• Required work: Please return every line below that contains the string "kind".

(Items from a data source)
● ● ● ●

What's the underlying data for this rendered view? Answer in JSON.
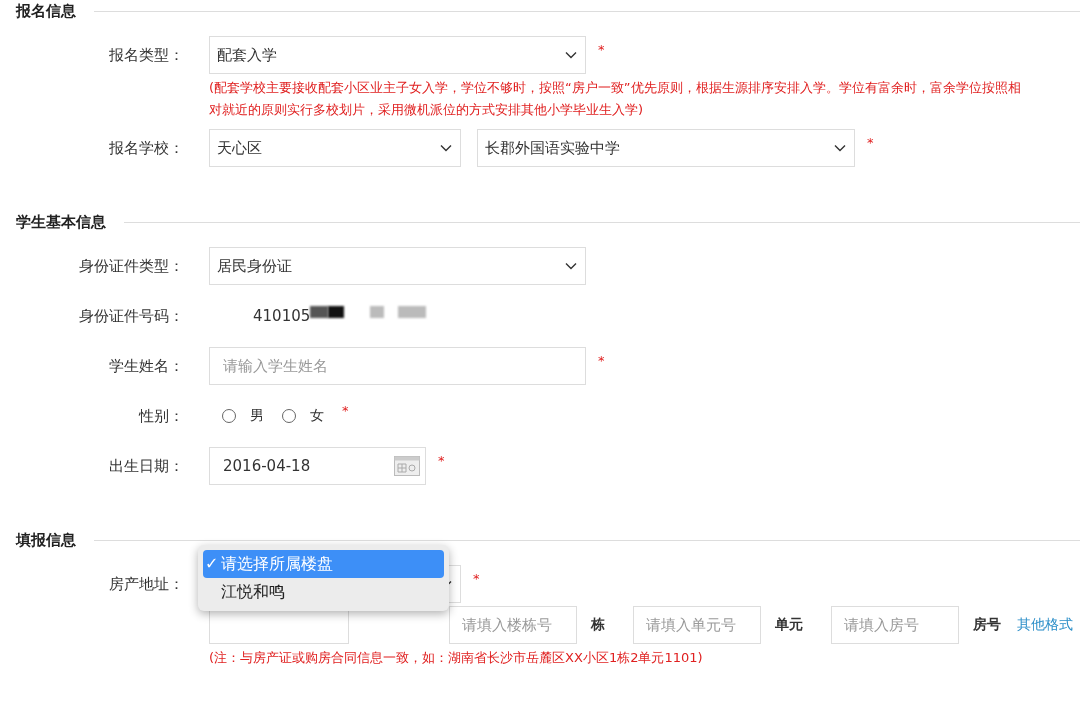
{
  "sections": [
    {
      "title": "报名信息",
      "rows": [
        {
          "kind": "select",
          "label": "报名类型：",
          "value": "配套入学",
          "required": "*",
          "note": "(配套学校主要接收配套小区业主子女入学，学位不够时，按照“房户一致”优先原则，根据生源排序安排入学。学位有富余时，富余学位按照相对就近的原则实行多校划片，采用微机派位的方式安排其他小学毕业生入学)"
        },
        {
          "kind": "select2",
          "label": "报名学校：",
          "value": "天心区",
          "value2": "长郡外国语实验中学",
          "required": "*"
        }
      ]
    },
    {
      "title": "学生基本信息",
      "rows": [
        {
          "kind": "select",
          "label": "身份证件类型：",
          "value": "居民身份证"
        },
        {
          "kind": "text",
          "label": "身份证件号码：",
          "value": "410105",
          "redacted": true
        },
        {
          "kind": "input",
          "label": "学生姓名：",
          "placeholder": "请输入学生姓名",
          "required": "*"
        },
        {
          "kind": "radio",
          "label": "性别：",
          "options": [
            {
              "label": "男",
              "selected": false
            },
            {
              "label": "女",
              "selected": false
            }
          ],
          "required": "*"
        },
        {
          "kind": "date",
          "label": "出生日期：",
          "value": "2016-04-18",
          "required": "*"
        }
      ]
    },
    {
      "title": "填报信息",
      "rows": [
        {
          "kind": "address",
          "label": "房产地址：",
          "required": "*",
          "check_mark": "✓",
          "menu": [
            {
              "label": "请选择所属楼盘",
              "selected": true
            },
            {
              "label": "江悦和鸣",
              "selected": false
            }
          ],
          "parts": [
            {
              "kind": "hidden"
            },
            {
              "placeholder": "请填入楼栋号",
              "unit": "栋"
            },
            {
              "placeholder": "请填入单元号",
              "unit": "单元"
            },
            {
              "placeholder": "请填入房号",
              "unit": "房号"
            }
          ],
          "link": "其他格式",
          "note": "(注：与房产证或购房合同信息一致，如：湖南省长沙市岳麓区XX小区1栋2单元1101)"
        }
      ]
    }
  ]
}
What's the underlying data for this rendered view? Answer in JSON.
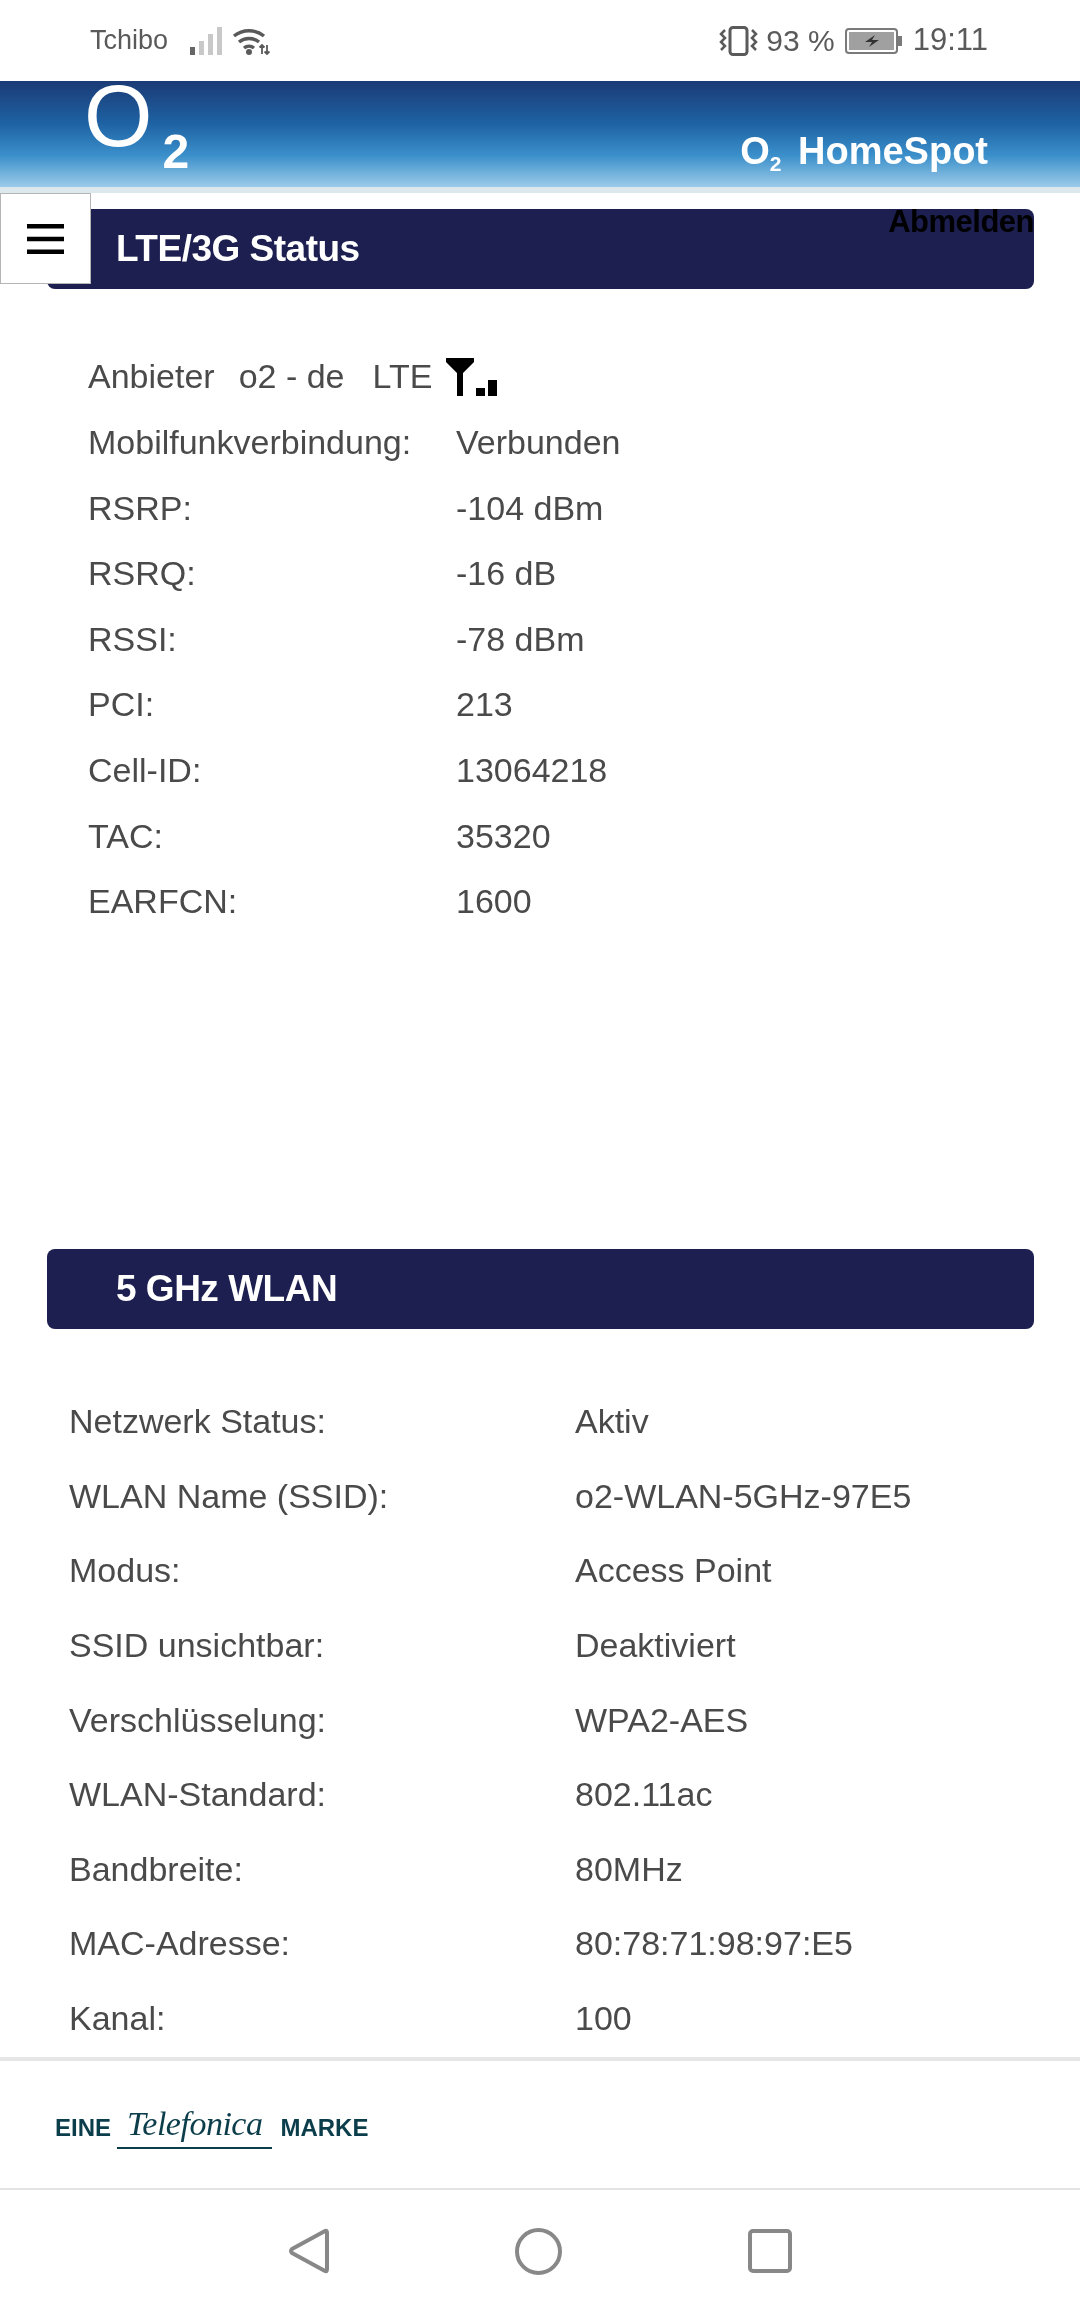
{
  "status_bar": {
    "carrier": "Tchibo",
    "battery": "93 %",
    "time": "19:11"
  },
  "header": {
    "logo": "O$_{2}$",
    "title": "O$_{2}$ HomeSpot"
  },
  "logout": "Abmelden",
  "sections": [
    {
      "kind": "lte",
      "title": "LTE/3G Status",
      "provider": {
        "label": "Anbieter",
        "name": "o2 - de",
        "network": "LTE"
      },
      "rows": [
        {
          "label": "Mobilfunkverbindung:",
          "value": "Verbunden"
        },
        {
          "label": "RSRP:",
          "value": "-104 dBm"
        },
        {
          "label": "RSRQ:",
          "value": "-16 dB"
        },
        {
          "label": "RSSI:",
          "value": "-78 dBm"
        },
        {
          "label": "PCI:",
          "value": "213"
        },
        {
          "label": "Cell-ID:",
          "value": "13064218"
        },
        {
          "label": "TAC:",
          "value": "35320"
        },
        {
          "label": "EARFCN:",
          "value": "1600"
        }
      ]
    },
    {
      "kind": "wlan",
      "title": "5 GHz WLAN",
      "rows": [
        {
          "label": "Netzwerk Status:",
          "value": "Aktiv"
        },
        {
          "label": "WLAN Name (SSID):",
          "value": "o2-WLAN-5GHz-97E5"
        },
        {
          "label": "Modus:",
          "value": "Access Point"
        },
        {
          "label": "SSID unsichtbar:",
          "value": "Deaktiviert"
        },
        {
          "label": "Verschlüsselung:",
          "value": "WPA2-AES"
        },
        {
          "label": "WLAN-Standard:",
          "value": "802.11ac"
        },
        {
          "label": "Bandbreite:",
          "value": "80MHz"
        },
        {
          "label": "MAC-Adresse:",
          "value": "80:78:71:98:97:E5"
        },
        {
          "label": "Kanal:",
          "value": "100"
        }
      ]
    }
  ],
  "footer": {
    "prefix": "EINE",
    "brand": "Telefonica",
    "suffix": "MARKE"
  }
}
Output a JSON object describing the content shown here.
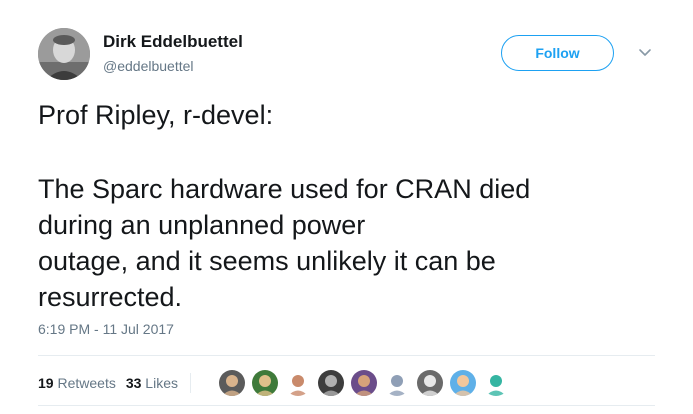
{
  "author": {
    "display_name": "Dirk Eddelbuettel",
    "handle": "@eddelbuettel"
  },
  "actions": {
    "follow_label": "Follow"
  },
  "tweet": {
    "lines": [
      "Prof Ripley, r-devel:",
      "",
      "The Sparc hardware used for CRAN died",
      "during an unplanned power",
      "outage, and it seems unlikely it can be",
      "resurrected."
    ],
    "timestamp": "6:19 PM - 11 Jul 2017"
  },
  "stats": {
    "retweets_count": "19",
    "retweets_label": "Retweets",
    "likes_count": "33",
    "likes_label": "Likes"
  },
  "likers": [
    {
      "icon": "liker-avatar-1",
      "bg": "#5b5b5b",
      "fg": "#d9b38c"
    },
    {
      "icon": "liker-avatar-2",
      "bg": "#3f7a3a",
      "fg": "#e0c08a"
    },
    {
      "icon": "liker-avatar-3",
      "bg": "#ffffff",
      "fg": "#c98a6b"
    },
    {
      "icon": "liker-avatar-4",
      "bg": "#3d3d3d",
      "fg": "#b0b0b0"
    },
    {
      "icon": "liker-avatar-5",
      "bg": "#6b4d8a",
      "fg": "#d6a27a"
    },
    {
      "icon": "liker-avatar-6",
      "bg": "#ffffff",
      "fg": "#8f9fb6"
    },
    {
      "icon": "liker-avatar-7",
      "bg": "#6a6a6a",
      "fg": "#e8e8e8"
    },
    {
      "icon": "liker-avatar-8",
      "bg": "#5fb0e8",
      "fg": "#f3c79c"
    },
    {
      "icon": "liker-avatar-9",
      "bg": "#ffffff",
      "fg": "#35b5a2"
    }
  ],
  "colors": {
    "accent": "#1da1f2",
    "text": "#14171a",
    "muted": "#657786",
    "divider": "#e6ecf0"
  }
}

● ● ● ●

• Output of the exercise:
          "kind": "select",
          "kind": "select2",
          "kind": "select",
          "kind": "text",
          "kind": "input",
          "kind": "radio",
          "kind": "date",
          "kind": "address",
              "kind": "hidden"
      "kind": "lte",
      "kind": "wlan",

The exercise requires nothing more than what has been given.